### What to produce
Go through the listing below and repeat it exactly, dropping the pictures.

### The input
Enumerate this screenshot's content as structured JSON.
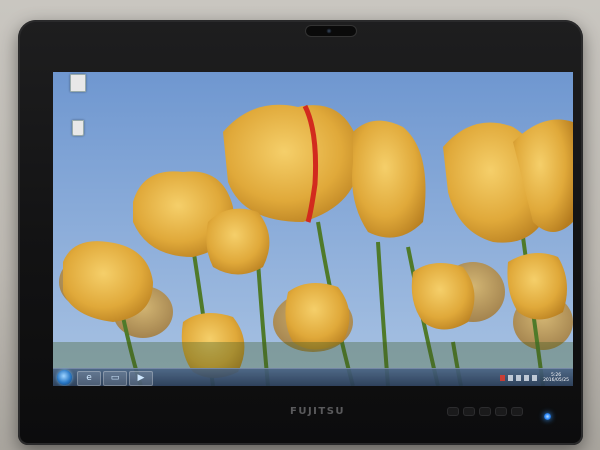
{
  "desktop": {
    "icons": [
      {
        "label": "",
        "icon": "folder-icon"
      },
      {
        "label": "",
        "icon": "recycle-bin-icon"
      }
    ]
  },
  "taskbar": {
    "buttons": [
      {
        "icon": "ie-icon",
        "glyph": "e"
      },
      {
        "icon": "explorer-icon",
        "glyph": "▭"
      },
      {
        "icon": "media-icon",
        "glyph": "▶"
      }
    ],
    "clock": {
      "time": "5:26",
      "date": "2016/05/25"
    }
  },
  "monitor": {
    "brand": "FUJITSU"
  },
  "colors": {
    "sky": "#7ea3d6",
    "tulip": "#e0a93a",
    "stem": "#4f7a2a",
    "taskbar": "#3a5478",
    "led": "#2f8cff"
  }
}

### Task result
Enumerate this screenshot's content as structured JSON.
{
  "desktop": {
    "icons": [
      {
        "label": "",
        "icon": "folder-icon"
      },
      {
        "label": "",
        "icon": "recycle-bin-icon"
      }
    ]
  },
  "taskbar": {
    "buttons": [
      {
        "icon": "ie-icon",
        "glyph": "e"
      },
      {
        "icon": "explorer-icon",
        "glyph": "▭"
      },
      {
        "icon": "media-icon",
        "glyph": "▶"
      }
    ],
    "clock": {
      "time": "5:26",
      "date": "2016/05/25"
    }
  },
  "monitor": {
    "brand": "FUJITSU"
  },
  "colors": {
    "sky": "#7ea3d6",
    "tulip": "#e0a93a",
    "stem": "#4f7a2a",
    "taskbar": "#3a5478",
    "led": "#2f8cff"
  }
}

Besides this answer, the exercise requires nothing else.